TASK ITEM: Please figure out how many lines in the material contain "Lista", and give only that number.

:: THE DATA ::

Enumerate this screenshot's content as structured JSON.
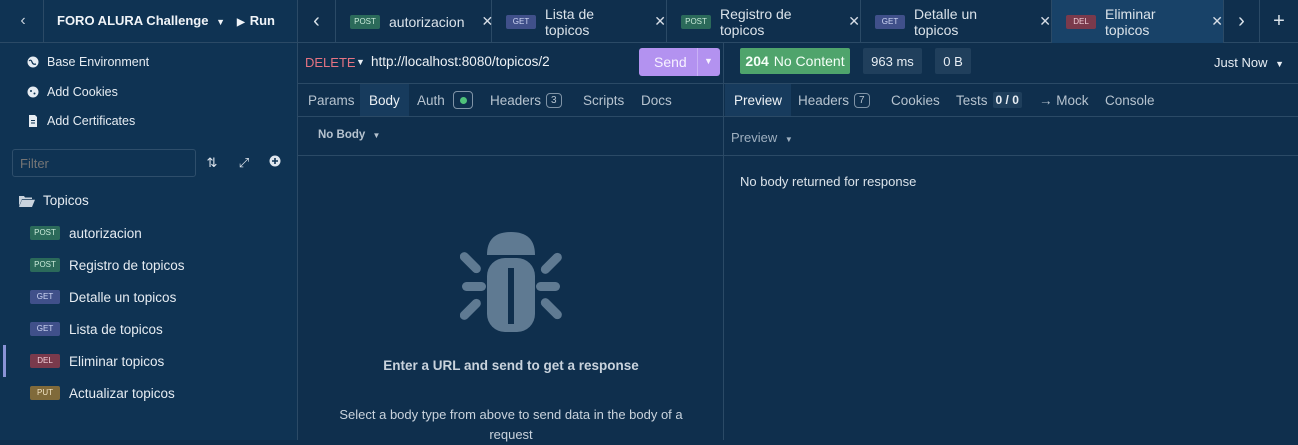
{
  "sidebar": {
    "project_title": "FORO ALURA Challenge",
    "run_label": "Run",
    "links": [
      {
        "label": "Base Environment",
        "icon": "globe-icon"
      },
      {
        "label": "Add Cookies",
        "icon": "cookie-icon"
      },
      {
        "label": "Add Certificates",
        "icon": "certificate-icon"
      }
    ],
    "filter_placeholder": "Filter",
    "folder": "Topicos",
    "requests": [
      {
        "method": "POST",
        "name": "autorizacion"
      },
      {
        "method": "POST",
        "name": "Registro de topicos"
      },
      {
        "method": "GET",
        "name": "Detalle un topicos"
      },
      {
        "method": "GET",
        "name": "Lista de topicos"
      },
      {
        "method": "DEL",
        "name": "Eliminar topicos"
      },
      {
        "method": "PUT",
        "name": "Actualizar topicos"
      }
    ]
  },
  "tabs": [
    {
      "method": "POST",
      "label": "autorizacion"
    },
    {
      "method": "GET",
      "label": "Lista de topicos"
    },
    {
      "method": "POST",
      "label": "Registro de topicos"
    },
    {
      "method": "GET",
      "label": "Detalle un topicos"
    },
    {
      "method": "DEL",
      "label": "Eliminar topicos"
    }
  ],
  "request": {
    "method": "DELETE",
    "url": "http://localhost:8080/topicos/2",
    "send_label": "Send",
    "subtabs": [
      "Params",
      "Body",
      "Auth",
      "Headers",
      "Scripts",
      "Docs"
    ],
    "headers_count": "3",
    "body_type": "No Body",
    "empty_title": "Enter a URL and send to get a response",
    "empty_desc": "Select a body type from above to send data in the body of a request"
  },
  "response": {
    "status_code": "204",
    "status_text": "No Content",
    "time": "963 ms",
    "size": "0 B",
    "timestamp": "Just Now",
    "subtabs": [
      "Preview",
      "Headers",
      "Cookies",
      "Tests",
      "→ Mock",
      "Console"
    ],
    "headers_count": "7",
    "tests_count": "0 / 0",
    "preview_label": "Preview",
    "message": "No body returned for response"
  },
  "colors": {
    "background": "#0f2f4d",
    "sidebar": "#0f3353",
    "send": "#b392f0",
    "status_ok": "#4fa46c",
    "delete_method": "#e57382"
  }
}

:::

RESPONSE: 2